The Hurricane Katrina Insurance Claims

The insurance issues that arise in connection with mass torts have been studied with some care. These issues most often involve corporate claims for coverage under Commercial General Liability (“CGL”) insurance policies. The insurance issues that arise in connection with what might be called “mass disasters,” however, have received less attention. These are natural and man-made disasters whose center of gravity is not tort, and therefore not liability insurance, but personal and property losses. The mass disaster that occurred on 9/11 did spawn a variety of non-liability insurance disputes. But even these disputes mostly involved different forms of corporate insurance, such as commercial property and business interruption coverage claims.

The losses that arose out of Hurricane Katrina in August 2005, in contrast, heavily involve individual insurance issues. In particular, tens of thousands of homeowners whose residences were damaged or destroyed by the hurricane had standard homeowners insurance. These policies insure the risk of direct physical loss to the policyholder’s home and other property, subject of course to certain exclusions from and limitations on coverage. The key exclusion in this instance precludes coverage of loss resulting from “flood.” The typical policy also contains an anti-concurrent causation clause, which provides that excluded losses (such as those caused by flood) are not covered “regardless of any other cause or event contributing concurrently or in any sequence to the loss.” Claims made for Katrina-related losses under these seemingly simple policy provisions have spawned widespread litigation and controversy. This Essay briefly surveys these issues and comments on their implications for the availability of insurance coverage in the future.

Unequal Treatment of Religious Exercises Under RFRA: Explaining the Outliers in the HHS Mandate Cases

Ongoing conflict over the contraceptive mandate promulgated by the Department of Health and Human Services (“HHS”) has resulted in more than two dozen lawsuits by profit-making businesses and their owners seeking protection under the Religious Freedom Restoration Act (“RFRA”). To date, the businesses and their owners are winning handily, having obtained preliminary relief in seventeen of the cases, and being denied relief in only six. Last month, in fact, a panel of the D.C. Circuit Court of Appeals took the extraordinary step of reconsidering and reversing its own prior ruling and granting a preliminary injunction to a business seeking RFRA’s protection.

The analysis in these cases is turning largely on whether courts find that the HHS mandate imposes a “substantial burden” under RFRA. RFRA prohibits the government from imposing a “substantial burden” on a person’s religious exercise unless the government proves that imposing the burden is the least restrictive means of advancing a compelling government interest. To date, every court to find a substantial burden has entered a preliminary injunction. Thus, determining whether or not the mandate imposes a “substantial burden” is crucial to the outcome of these cases.

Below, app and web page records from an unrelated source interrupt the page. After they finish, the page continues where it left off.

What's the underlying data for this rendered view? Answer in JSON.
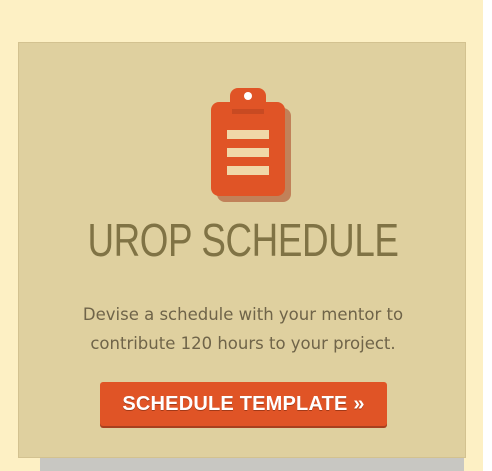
{
  "card": {
    "title": "UROP SCHEDULE",
    "description_line1": "Devise a schedule with your mentor to",
    "description_line2": "contribute 120 hours to your project.",
    "button_label": "SCHEDULE TEMPLATE »",
    "icon": "clipboard-icon"
  },
  "colors": {
    "page_background": "#fdf0c4",
    "card_background": "#dfd09f",
    "accent": "#e05426",
    "title": "#807345",
    "body_text": "#6f6449"
  }
}
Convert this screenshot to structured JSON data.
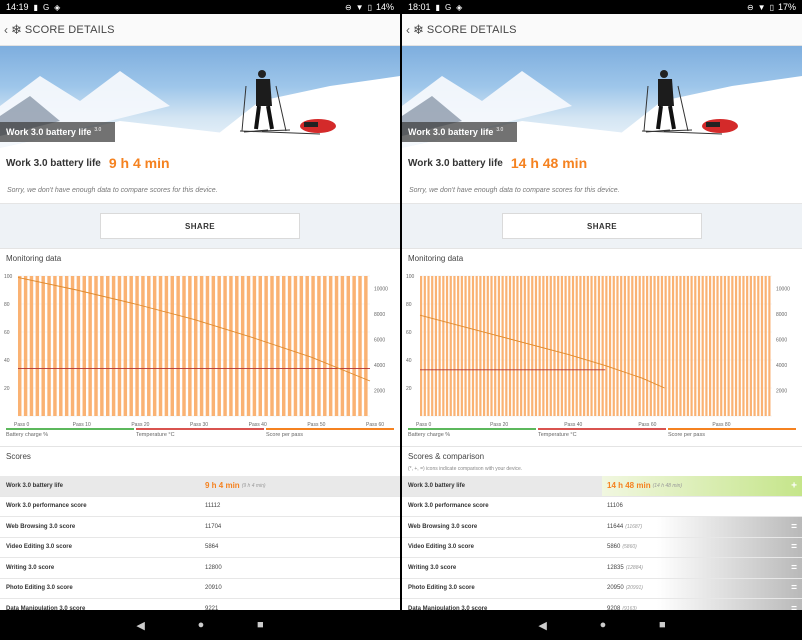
{
  "colors": {
    "accent": "#f58220",
    "battery": "#5cb85c",
    "temperature": "#d9534f",
    "score": "#f58220",
    "highlight_bar": "#c5e58a"
  },
  "icons": {
    "status_warning": "alert-icon",
    "status_g": "google-icon",
    "status_shield": "shield-icon",
    "battery": "battery-icon",
    "wifi": "wifi-icon",
    "dnd": "dnd-icon",
    "back": "back-arrow-icon",
    "logo": "snowflake-icon",
    "nav_back": "triangle-back-icon",
    "nav_home": "circle-home-icon",
    "nav_recent": "square-recent-icon"
  },
  "screens": [
    {
      "status": {
        "time": "14:19",
        "battery": "14%"
      },
      "header": {
        "title": "SCORE DETAILS"
      },
      "hero": {
        "label": "Work 3.0 battery life",
        "version": "3.0"
      },
      "result": {
        "name": "Work 3.0 battery life",
        "value": "9 h 4 min"
      },
      "sorry": "Sorry, we don't have enough data to compare scores for this device.",
      "share": "SHARE",
      "monitoring_title": "Monitoring data",
      "legend": [
        "Battery charge %",
        "Temperature °C",
        "Score per pass"
      ],
      "scores_title": "Scores",
      "scores_note": "",
      "rows": [
        {
          "name": "Work 3.0 battery life",
          "value": "9 h 4 min",
          "avg": "(9 h 4 min)"
        },
        {
          "name": "Work 3.0 performance score",
          "value": "11112",
          "avg": ""
        },
        {
          "name": "Web Browsing 3.0 score",
          "value": "11704",
          "avg": ""
        },
        {
          "name": "Video Editing 3.0 score",
          "value": "5864",
          "avg": ""
        },
        {
          "name": "Writing 3.0 score",
          "value": "12800",
          "avg": ""
        },
        {
          "name": "Photo Editing 3.0 score",
          "value": "20910",
          "avg": ""
        },
        {
          "name": "Data Manipulation 3.0 score",
          "value": "9221",
          "avg": ""
        }
      ]
    },
    {
      "status": {
        "time": "18:01",
        "battery": "17%"
      },
      "header": {
        "title": "SCORE DETAILS"
      },
      "hero": {
        "label": "Work 3.0 battery life",
        "version": "3.0"
      },
      "result": {
        "name": "Work 3.0 battery life",
        "value": "14 h 48 min"
      },
      "sorry": "Sorry, we don't have enough data to compare scores for this device.",
      "share": "SHARE",
      "monitoring_title": "Monitoring data",
      "legend": [
        "Battery charge %",
        "Temperature °C",
        "Score per pass"
      ],
      "scores_title": "Scores & comparison",
      "scores_note": "(*, +, =) icons indicate comparison with your device.",
      "rows": [
        {
          "name": "Work 3.0 battery life",
          "value": "14 h 48 min",
          "avg": "(14 h 48 min)"
        },
        {
          "name": "Work 3.0 performance score",
          "value": "11106",
          "avg": ""
        },
        {
          "name": "Web Browsing 3.0 score",
          "value": "11644",
          "avg": "(11687)"
        },
        {
          "name": "Video Editing 3.0 score",
          "value": "5860",
          "avg": "(5860)"
        },
        {
          "name": "Writing 3.0 score",
          "value": "12835",
          "avg": "(12884)"
        },
        {
          "name": "Photo Editing 3.0 score",
          "value": "20950",
          "avg": "(20991)"
        },
        {
          "name": "Data Manipulation 3.0 score",
          "value": "9208",
          "avg": "(9163)"
        }
      ],
      "row_ops": [
        "+",
        "",
        "=",
        "=",
        "=",
        "=",
        "="
      ]
    }
  ],
  "chart_data": [
    {
      "type": "line",
      "y_left_ticks": [
        "100",
        "80",
        "60",
        "40",
        "20"
      ],
      "y_right_ticks": [
        "10000",
        "8000",
        "6000",
        "4000",
        "2000"
      ],
      "x_ticks": [
        "Pass 0",
        "Pass 10",
        "Pass 20",
        "Pass 30",
        "Pass 40",
        "Pass 50",
        "Pass 60"
      ],
      "ylim_left": [
        0,
        100
      ],
      "ylim_right": [
        0,
        11000
      ],
      "xlim": [
        0,
        60
      ],
      "series": [
        {
          "name": "Battery charge %",
          "x": [
            0,
            10,
            20,
            30,
            40,
            50,
            60
          ],
          "values": [
            99,
            90,
            80,
            69,
            56,
            42,
            25
          ]
        },
        {
          "name": "Temperature °C",
          "x": [
            0,
            60
          ],
          "values": [
            34,
            34
          ]
        },
        {
          "name": "Score per pass",
          "x": [
            0,
            59
          ],
          "values": [
            11000,
            11000
          ]
        }
      ]
    },
    {
      "type": "line",
      "y_left_ticks": [
        "100",
        "80",
        "60",
        "40",
        "20"
      ],
      "y_right_ticks": [
        "10000",
        "8000",
        "6000",
        "4000",
        "2000"
      ],
      "x_ticks": [
        "Pass 0",
        "Pass 20",
        "Pass 40",
        "Pass 60",
        "Pass 80"
      ],
      "ylim_left": [
        0,
        100
      ],
      "ylim_right": [
        0,
        11000
      ],
      "xlim": [
        0,
        95
      ],
      "series": [
        {
          "name": "Battery charge %",
          "x": [
            0,
            20,
            40,
            50,
            60,
            66
          ],
          "values": [
            72,
            58,
            44,
            36,
            27,
            20
          ]
        },
        {
          "name": "Temperature °C",
          "x": [
            0,
            50
          ],
          "values": [
            33,
            33
          ]
        },
        {
          "name": "Score per pass",
          "x": [
            0,
            94
          ],
          "values": [
            11000,
            11000
          ]
        }
      ]
    }
  ]
}
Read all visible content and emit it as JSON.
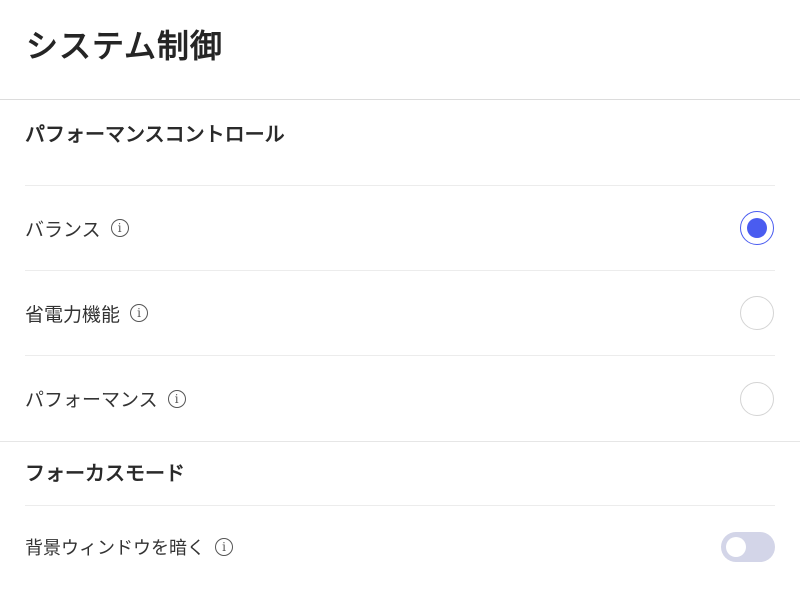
{
  "header": {
    "title": "システム制御"
  },
  "performance": {
    "title": "パフォーマンスコントロール",
    "options": [
      {
        "label": "バランス",
        "info_icon": "info-icon",
        "selected": true
      },
      {
        "label": "省電力機能",
        "info_icon": "info-icon",
        "selected": false
      },
      {
        "label": "パフォーマンス",
        "info_icon": "info-icon",
        "selected": false
      }
    ]
  },
  "focus": {
    "title": "フォーカスモード",
    "dim_background": {
      "label": "背景ウィンドウを暗く",
      "info_icon": "info-icon",
      "enabled": false
    }
  },
  "icons": {
    "info_glyph": "i"
  },
  "colors": {
    "accent": "#4a5cf0",
    "toggle_off_track": "#d3d5e8"
  }
}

Why have six courts denied relief while most other judges have granted it? One part of the answer is that these courts have wrongly concluded that religious liberty rights disappear when an organization earns profits—an error I have discussed at length elsewhere.

This essay will explore a second error made by these outlier courts in applying RFRA’s “substantial burden” test. Properly understood, RFRA’s “substantial burden” analysis examines whether the government is coercing a believer to abandon a religious exercise (i.e., religiously-motivated conduct or abstention from conduct). Once sincerity of the religious motivation is established—an issue the government has not been contesting in the mandate cases—the underlying religious reasons for the religious exercise should be entirely irrelevant.

Good Intentions Matter

While writing the article to which Professors Mitchell and Bielby have published responses, I was mindful of the many ways in which the article could be misinterpreted. In taking issue with the assumption that legal controls work in a direct, linear manner to deter discrimination, I thought I might be misunderstood to say that people are not responsive to incentives. In worrying about how legal sanctions exert external pressure that may crowd out the inclination of well-intentioned people to self-monitor for bias, I feared that the article would be read mistakenly to oppose strong and appropriate legal rules against discrimination. In arguing that we should take people’s good intentions not to discriminate as a useful starting point for better workplace policies, rather than as the cynical exhibition of people’s self-delusion, I anticipated that the article would be dismissed as a fanciful and naïve denial of the existence of race and gender bias. In arguing that well-intentioned people can overcome their natural tendencies to discriminate, I was concerned about appearing to claim that good intentions are sufficient to end discrimination.

In the case of the responses by Professor Mitchell and Professor Bielby, these fears were unwarranted. The responses engage the article’s actual objectives—to clarify the state of empirical knowledge about unconscious workplace bias and to evaluate proposed approaches to reducing it. Professors Mitchell and Bielby, both leading figures in research about workplace bias, bring their considerable expertise to bear on evaluating and expanding the themes of the article. They each agree that legal scholars have ignored some of the relevant psychological literature and interpreted the research on which they have drawn in a shallow way. They also correctly identify my concerns about the overuse of legal coercion to reduce workplace bias, and concur that more legal controls are not likely be effective in reducing implicit bias.

Beyond these areas of agreement, there are differences in emphasis and enthusiasm.